- **The task**
An exact copy of every record below is needed, with the pictures left out.
--- Exercise input Enclosed Below ---
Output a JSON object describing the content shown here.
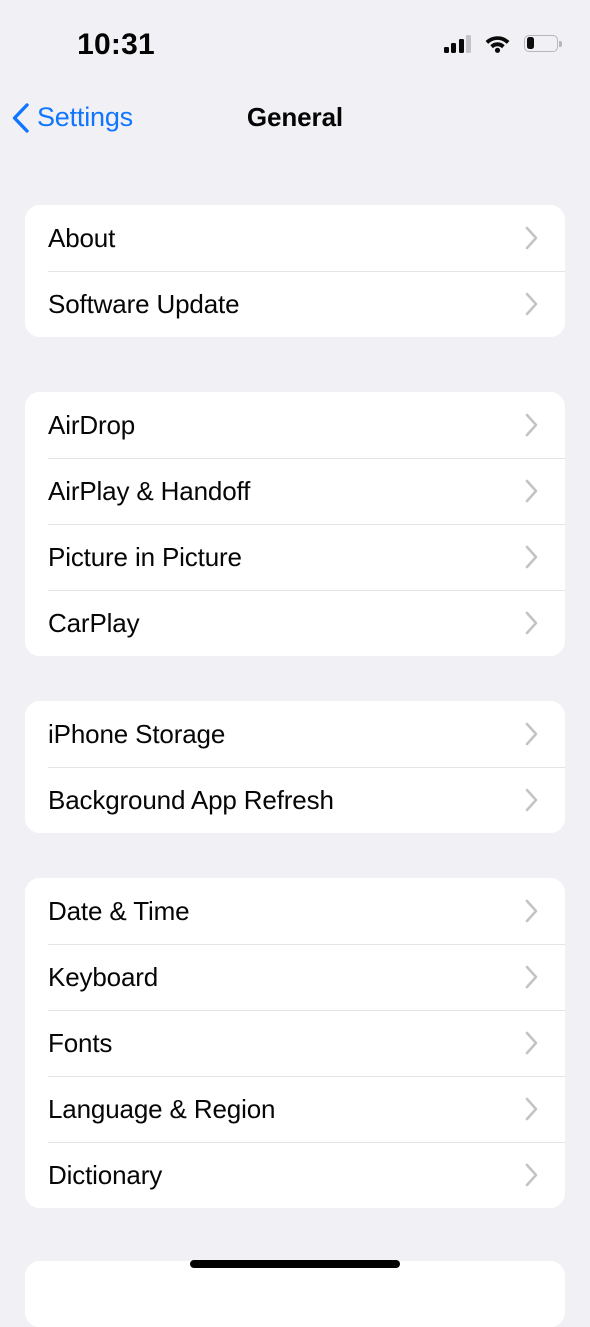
{
  "status_bar": {
    "time": "10:31",
    "cellular_icon": "cellular-signal-icon",
    "cellular_bars_filled": 3,
    "cellular_bars_total": 4,
    "wifi_icon": "wifi-icon",
    "battery_icon": "battery-icon",
    "battery_level_percent": 26
  },
  "nav": {
    "back_icon": "chevron-left-icon",
    "back_label": "Settings",
    "title": "General"
  },
  "colors": {
    "accent": "#1076ff",
    "background": "#f1f1f5",
    "card": "#ffffff",
    "separator": "#e4e4e7",
    "chevron": "#c3c3c8",
    "text": "#060606"
  },
  "groups": [
    {
      "id": "group-system",
      "rows": [
        {
          "label": "About",
          "chevron": "chevron-right-icon"
        },
        {
          "label": "Software Update",
          "chevron": "chevron-right-icon"
        }
      ]
    },
    {
      "id": "group-sharing",
      "rows": [
        {
          "label": "AirDrop",
          "chevron": "chevron-right-icon"
        },
        {
          "label": "AirPlay & Handoff",
          "chevron": "chevron-right-icon"
        },
        {
          "label": "Picture in Picture",
          "chevron": "chevron-right-icon"
        },
        {
          "label": "CarPlay",
          "chevron": "chevron-right-icon"
        }
      ]
    },
    {
      "id": "group-storage",
      "rows": [
        {
          "label": "iPhone Storage",
          "chevron": "chevron-right-icon"
        },
        {
          "label": "Background App Refresh",
          "chevron": "chevron-right-icon"
        }
      ]
    },
    {
      "id": "group-localization",
      "rows": [
        {
          "label": "Date & Time",
          "chevron": "chevron-right-icon"
        },
        {
          "label": "Keyboard",
          "chevron": "chevron-right-icon"
        },
        {
          "label": "Fonts",
          "chevron": "chevron-right-icon"
        },
        {
          "label": "Language & Region",
          "chevron": "chevron-right-icon"
        },
        {
          "label": "Dictionary",
          "chevron": "chevron-right-icon"
        }
      ]
    },
    {
      "id": "group-partial",
      "rows": []
    }
  ],
  "home_indicator": "home-indicator"
}
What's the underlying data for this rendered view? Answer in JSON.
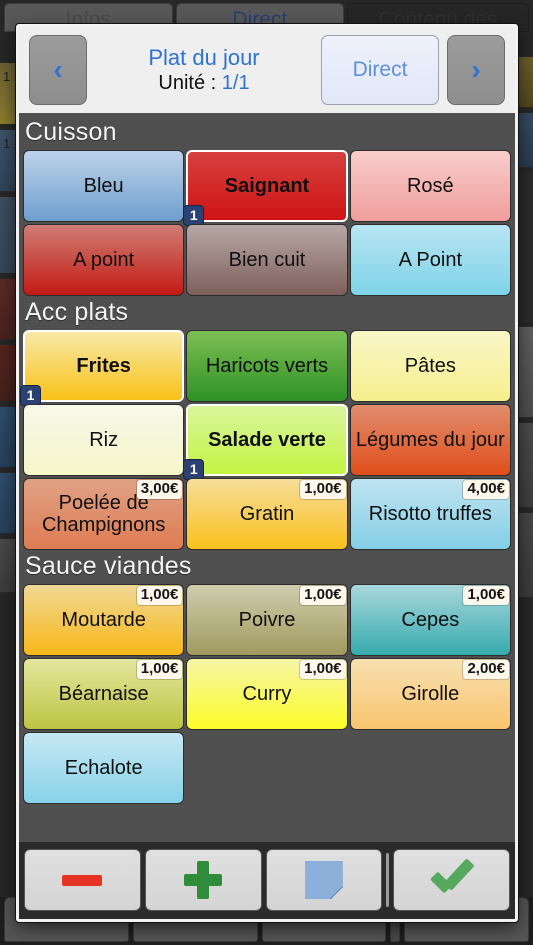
{
  "background": {
    "tabs": [
      {
        "label": "Infos"
      },
      {
        "label": "Direct"
      },
      {
        "label": "Contenu des"
      }
    ],
    "left_items": [
      {
        "qty": "1"
      },
      {
        "qty": "1"
      }
    ]
  },
  "header": {
    "prev_label": "‹",
    "next_label": "›",
    "title": "Plat du jour",
    "unit_label": "Unité : ",
    "unit_value": "1/1",
    "direct_label": "Direct"
  },
  "sections": [
    {
      "title": "Cuisson",
      "items": [
        {
          "label": "Bleu",
          "color_top": "#bdd2ea",
          "color_bottom": "#6f9fce",
          "selected": false,
          "badge": null,
          "price": null
        },
        {
          "label": "Saignant",
          "color_top": "#d5403d",
          "color_bottom": "#cf1416",
          "selected": true,
          "badge": "1",
          "price": null
        },
        {
          "label": "Rosé",
          "color_top": "#f8cdcb",
          "color_bottom": "#f09e9c",
          "selected": false,
          "badge": null,
          "price": null
        },
        {
          "label": "A point",
          "color_top": "#cf7d75",
          "color_bottom": "#c21a13",
          "selected": false,
          "badge": null,
          "price": null
        },
        {
          "label": "Bien cuit",
          "color_top": "#b7a8a5",
          "color_bottom": "#7e5f5c",
          "selected": false,
          "badge": null,
          "price": null
        },
        {
          "label": "A Point",
          "color_top": "#b8e5f2",
          "color_bottom": "#7fd3e8",
          "selected": false,
          "badge": null,
          "price": null
        }
      ]
    },
    {
      "title": "Acc plats",
      "items": [
        {
          "label": "Frites",
          "color_top": "#f7e9a8",
          "color_bottom": "#f9c218",
          "selected": true,
          "badge": "1",
          "price": null
        },
        {
          "label": "Haricots verts",
          "color_top": "#7cbf54",
          "color_bottom": "#2e9224",
          "selected": false,
          "badge": null,
          "price": null
        },
        {
          "label": "Pâtes",
          "color_top": "#f8f6c7",
          "color_bottom": "#f6f08e",
          "selected": false,
          "badge": null,
          "price": null
        },
        {
          "label": "Riz",
          "color_top": "#f7f8ea",
          "color_bottom": "#f6f6c9",
          "selected": false,
          "badge": null,
          "price": null
        },
        {
          "label": "Salade verte",
          "color_top": "#d9f59c",
          "color_bottom": "#c4f442",
          "selected": true,
          "badge": "1",
          "price": null
        },
        {
          "label": "Légumes du jour",
          "color_top": "#e08d6d",
          "color_bottom": "#e04e1c",
          "selected": false,
          "badge": null,
          "price": null
        },
        {
          "label": "Poelée de Champignons",
          "color_top": "#e0a284",
          "color_bottom": "#dd7c54",
          "selected": false,
          "badge": null,
          "price": "3,00€"
        },
        {
          "label": "Gratin",
          "color_top": "#f6dd9a",
          "color_bottom": "#f9c11c",
          "selected": false,
          "badge": null,
          "price": "1,00€"
        },
        {
          "label": "Risotto truffes",
          "color_top": "#bfe3f0",
          "color_bottom": "#85cfe6",
          "selected": false,
          "badge": null,
          "price": "4,00€"
        }
      ]
    },
    {
      "title": "Sauce viandes",
      "items": [
        {
          "label": "Moutarde",
          "color_top": "#f0d996",
          "color_bottom": "#f8b718",
          "selected": false,
          "badge": null,
          "price": "1,00€"
        },
        {
          "label": "Poivre",
          "color_top": "#cfcdae",
          "color_bottom": "#a09a5d",
          "selected": false,
          "badge": null,
          "price": "1,00€"
        },
        {
          "label": "Cepes",
          "color_top": "#a9d7dc",
          "color_bottom": "#36aaad",
          "selected": false,
          "badge": null,
          "price": "1,00€"
        },
        {
          "label": "Béarnaise",
          "color_top": "#e4e79e",
          "color_bottom": "#bcc442",
          "selected": false,
          "badge": null,
          "price": "1,00€"
        },
        {
          "label": "Curry",
          "color_top": "#f6f6a6",
          "color_bottom": "#fcfc28",
          "selected": false,
          "badge": null,
          "price": "1,00€"
        },
        {
          "label": "Girolle",
          "color_top": "#f7e0b1",
          "color_bottom": "#fac56f",
          "selected": false,
          "badge": null,
          "price": "2,00€"
        },
        {
          "label": "Echalote",
          "color_top": "#c6e8f3",
          "color_bottom": "#88d3e9",
          "selected": false,
          "badge": null,
          "price": null
        }
      ]
    }
  ],
  "footer": {
    "actions": [
      {
        "name": "decrement",
        "icon": "minus-icon"
      },
      {
        "name": "increment",
        "icon": "plus-icon"
      },
      {
        "name": "note",
        "icon": "note-icon"
      },
      {
        "name": "validate",
        "icon": "check-icon"
      }
    ]
  },
  "colors": {
    "accent_blue": "#2e72d2",
    "badge_navy": "#2b4073",
    "minus_red": "#e63323",
    "plus_green": "#2f8c3b",
    "check_green": "#56a85e",
    "note_blue": "#8cb0da"
  }
}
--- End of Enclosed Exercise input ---
- **Reply to the exercise**
Output a JSON object describing the content shown here.
{
  "status_bar": {
    "time": "10:31",
    "cellular_icon": "cellular-signal-icon",
    "cellular_bars_filled": 3,
    "cellular_bars_total": 4,
    "wifi_icon": "wifi-icon",
    "battery_icon": "battery-icon",
    "battery_level_percent": 26
  },
  "nav": {
    "back_icon": "chevron-left-icon",
    "back_label": "Settings",
    "title": "General"
  },
  "colors": {
    "accent": "#1076ff",
    "background": "#f1f1f5",
    "card": "#ffffff",
    "separator": "#e4e4e7",
    "chevron": "#c3c3c8",
    "text": "#060606"
  },
  "groups": [
    {
      "id": "group-system",
      "rows": [
        {
          "label": "About",
          "chevron": "chevron-right-icon"
        },
        {
          "label": "Software Update",
          "chevron": "chevron-right-icon"
        }
      ]
    },
    {
      "id": "group-sharing",
      "rows": [
        {
          "label": "AirDrop",
          "chevron": "chevron-right-icon"
        },
        {
          "label": "AirPlay & Handoff",
          "chevron": "chevron-right-icon"
        },
        {
          "label": "Picture in Picture",
          "chevron": "chevron-right-icon"
        },
        {
          "label": "CarPlay",
          "chevron": "chevron-right-icon"
        }
      ]
    },
    {
      "id": "group-storage",
      "rows": [
        {
          "label": "iPhone Storage",
          "chevron": "chevron-right-icon"
        },
        {
          "label": "Background App Refresh",
          "chevron": "chevron-right-icon"
        }
      ]
    },
    {
      "id": "group-localization",
      "rows": [
        {
          "label": "Date & Time",
          "chevron": "chevron-right-icon"
        },
        {
          "label": "Keyboard",
          "chevron": "chevron-right-icon"
        },
        {
          "label": "Fonts",
          "chevron": "chevron-right-icon"
        },
        {
          "label": "Language & Region",
          "chevron": "chevron-right-icon"
        },
        {
          "label": "Dictionary",
          "chevron": "chevron-right-icon"
        }
      ]
    },
    {
      "id": "group-partial",
      "rows": []
    }
  ],
  "home_indicator": "home-indicator"
}
What's the underlying data for this rendered view? Answer in JSON.
{
  "background": {
    "tabs": [
      {
        "label": "Infos"
      },
      {
        "label": "Direct"
      },
      {
        "label": "Contenu des"
      }
    ],
    "left_items": [
      {
        "qty": "1"
      },
      {
        "qty": "1"
      }
    ]
  },
  "header": {
    "prev_label": "‹",
    "next_label": "›",
    "title": "Plat du jour",
    "unit_label": "Unité : ",
    "unit_value": "1/1",
    "direct_label": "Direct"
  },
  "sections": [
    {
      "title": "Cuisson",
      "items": [
        {
          "label": "Bleu",
          "color_top": "#bdd2ea",
          "color_bottom": "#6f9fce",
          "selected": false,
          "badge": null,
          "price": null
        },
        {
          "label": "Saignant",
          "color_top": "#d5403d",
          "color_bottom": "#cf1416",
          "selected": true,
          "badge": "1",
          "price": null
        },
        {
          "label": "Rosé",
          "color_top": "#f8cdcb",
          "color_bottom": "#f09e9c",
          "selected": false,
          "badge": null,
          "price": null
        },
        {
          "label": "A point",
          "color_top": "#cf7d75",
          "color_bottom": "#c21a13",
          "selected": false,
          "badge": null,
          "price": null
        },
        {
          "label": "Bien cuit",
          "color_top": "#b7a8a5",
          "color_bottom": "#7e5f5c",
          "selected": false,
          "badge": null,
          "price": null
        },
        {
          "label": "A Point",
          "color_top": "#b8e5f2",
          "color_bottom": "#7fd3e8",
          "selected": false,
          "badge": null,
          "price": null
        }
      ]
    },
    {
      "title": "Acc plats",
      "items": [
        {
          "label": "Frites",
          "color_top": "#f7e9a8",
          "color_bottom": "#f9c218",
          "selected": true,
          "badge": "1",
          "price": null
        },
        {
          "label": "Haricots verts",
          "color_top": "#7cbf54",
          "color_bottom": "#2e9224",
          "selected": false,
          "badge": null,
          "price": null
        },
        {
          "label": "Pâtes",
          "color_top": "#f8f6c7",
          "color_bottom": "#f6f08e",
          "selected": false,
          "badge": null,
          "price": null
        },
        {
          "label": "Riz",
          "color_top": "#f7f8ea",
          "color_bottom": "#f6f6c9",
          "selected": false,
          "badge": null,
          "price": null
        },
        {
          "label": "Salade verte",
          "color_top": "#d9f59c",
          "color_bottom": "#c4f442",
          "selected": true,
          "badge": "1",
          "price": null
        },
        {
          "label": "Légumes du jour",
          "color_top": "#e08d6d",
          "color_bottom": "#e04e1c",
          "selected": false,
          "badge": null,
          "price": null
        },
        {
          "label": "Poelée de Champignons",
          "color_top": "#e0a284",
          "color_bottom": "#dd7c54",
          "selected": false,
          "badge": null,
          "price": "3,00€"
        },
        {
          "label": "Gratin",
          "color_top": "#f6dd9a",
          "color_bottom": "#f9c11c",
          "selected": false,
          "badge": null,
          "price": "1,00€"
        },
        {
          "label": "Risotto truffes",
          "color_top": "#bfe3f0",
          "color_bottom": "#85cfe6",
          "selected": false,
          "badge": null,
          "price": "4,00€"
        }
      ]
    },
    {
      "title": "Sauce viandes",
      "items": [
        {
          "label": "Moutarde",
          "color_top": "#f0d996",
          "color_bottom": "#f8b718",
          "selected": false,
          "badge": null,
          "price": "1,00€"
        },
        {
          "label": "Poivre",
          "color_top": "#cfcdae",
          "color_bottom": "#a09a5d",
          "selected": false,
          "badge": null,
          "price": "1,00€"
        },
        {
          "label": "Cepes",
          "color_top": "#a9d7dc",
          "color_bottom": "#36aaad",
          "selected": false,
          "badge": null,
          "price": "1,00€"
        },
        {
          "label": "Béarnaise",
          "color_top": "#e4e79e",
          "color_bottom": "#bcc442",
          "selected": false,
          "badge": null,
          "price": "1,00€"
        },
        {
          "label": "Curry",
          "color_top": "#f6f6a6",
          "color_bottom": "#fcfc28",
          "selected": false,
          "badge": null,
          "price": "1,00€"
        },
        {
          "label": "Girolle",
          "color_top": "#f7e0b1",
          "color_bottom": "#fac56f",
          "selected": false,
          "badge": null,
          "price": "2,00€"
        },
        {
          "label": "Echalote",
          "color_top": "#c6e8f3",
          "color_bottom": "#88d3e9",
          "selected": false,
          "badge": null,
          "price": null
        }
      ]
    }
  ],
  "footer": {
    "actions": [
      {
        "name": "decrement",
        "icon": "minus-icon"
      },
      {
        "name": "increment",
        "icon": "plus-icon"
      },
      {
        "name": "note",
        "icon": "note-icon"
      },
      {
        "name": "validate",
        "icon": "check-icon"
      }
    ]
  },
  "colors": {
    "accent_blue": "#2e72d2",
    "badge_navy": "#2b4073",
    "minus_red": "#e63323",
    "plus_green": "#2f8c3b",
    "check_green": "#56a85e",
    "note_blue": "#8cb0da"
  }
}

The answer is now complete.